On-site social workers will be joining four Alachua County schools, thanks to a nearly $1 million federal grant.
Project Fortify is a competitive grant, also known as The Elementary and Secondary School Counseling Grant, administered by the Department of Education. Alachua County was one of 35 school districts in the country, and the only one in Florida, to receive the grant. There were more than 500 applicants, according to Everett Caudle, director of grants procurement and project development for Alachua County Public Schools.
The schools – Lake Forest, Rawlings, Metcalfe and Idylwild – will receive the money in increments for three years. The school district will receive about $317,000 the first year and about $331,000 the second and third years, Caudle said.
The schools were chosen because of the number of at-risk students, or students with an excessive number of absences and behavioral problems. Most of the students at these schools receive free or reduced lunch.
The goal, Caudle said, is to create an environment where students are more focused on class, rather than hunger or turmoil at home.
“Most of the people who work at the school know there’s a population at that school that could use extra help,” Caudle said. “Academics are always an extension of better behavior and attendance. The goal of this grant is to work on something that doesn’t always get dealt with.”
Each school already has a guidance counselor available, but often times, their time is consumed by testing, meetings and managing different programs.
“We’re trying to improve a set of services where there is a high level of need,” said Bill Goodman, supervisor of guidance services for Alachua County Public Schools.
The counselor-to-student ratio at each school is about 400- or 500-to-1, Goodman said. Having a social worker at each school will allow for students to receive more attention.
Two psychologists will rotate among the four schools in addition to the social workers. The psychologists will identify students in need of special services such as academic or behavioral intervention.
District staff will attend a mandatory meeting this week in Washington, D.C. to discuss implementing the grant. When they return, hiring the social workers and psychologists will be a top priority.
Patricia Phillips, principal of W.A. Metcalfe Elementary School, said the grant would allow guidance counselors to create small groups of students for counseling.
“I think to be able to focus on just being a student and not everything else that’s going on would really help the kids,” Phillips said. “We have a lot of little adults around here. We know they carry a lot of heavy things.”
Attendance and tardiness are Metcalfe’s biggest problems.

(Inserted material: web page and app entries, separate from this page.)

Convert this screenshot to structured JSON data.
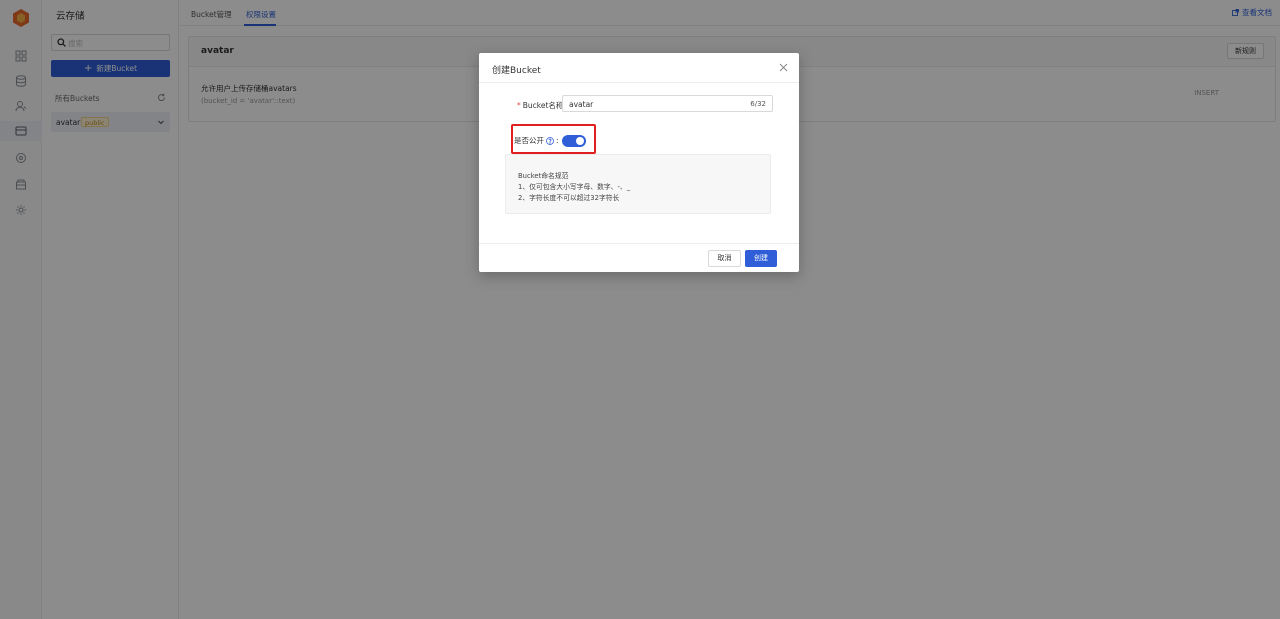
{
  "rail": {
    "icons": [
      "app-logo-icon",
      "dashboard-icon",
      "database-icon",
      "users-icon",
      "storage-icon",
      "api-icon",
      "functions-icon",
      "settings-icon"
    ],
    "accent": "#e8692b"
  },
  "sidebar": {
    "title": "云存储",
    "search_placeholder": "搜索",
    "new_bucket_label": "新建Bucket",
    "buckets_header": "所有Buckets",
    "buckets": [
      {
        "name": "avatar",
        "badge": "public"
      }
    ]
  },
  "main": {
    "tabs": [
      {
        "label": "Bucket管理",
        "active": false
      },
      {
        "label": "权限设置",
        "active": true
      }
    ],
    "doc_link": "查看文档",
    "panel_title": "avatar",
    "new_rule_label": "新规则",
    "rule": {
      "description": "允许用户上传存储桶avatars",
      "expression": "(bucket_id = 'avatar'::text)",
      "operation": "INSERT"
    }
  },
  "modal": {
    "title": "创建Bucket",
    "name_label": "Bucket名称:",
    "name_value": "avatar",
    "name_counter": "6/32",
    "public_label": "是否公开",
    "public_colon": ":",
    "public_on": true,
    "hint_title": "Bucket命名规范",
    "hint_line1": "1、仅可包含大小写字母、数字、-、_",
    "hint_line2": "2、字符长度不可以超过32字符长",
    "cancel_label": "取消",
    "create_label": "创建"
  },
  "colors": {
    "primary": "#2f5ed8",
    "highlight": "#e02020",
    "badge_bg": "#fff3d6"
  }
}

Phillips said she hopes the social worker will help parents understand the importance of kids being in school, being on time and not leaving early.
“My ultimate hope is that it’s far reaching that once the grant is over, our parents already will know where they can get help or what type of help they can get for themselves and for their children,” Phillips said. “Bottom line, I want (students) to not even know there are adult issues.”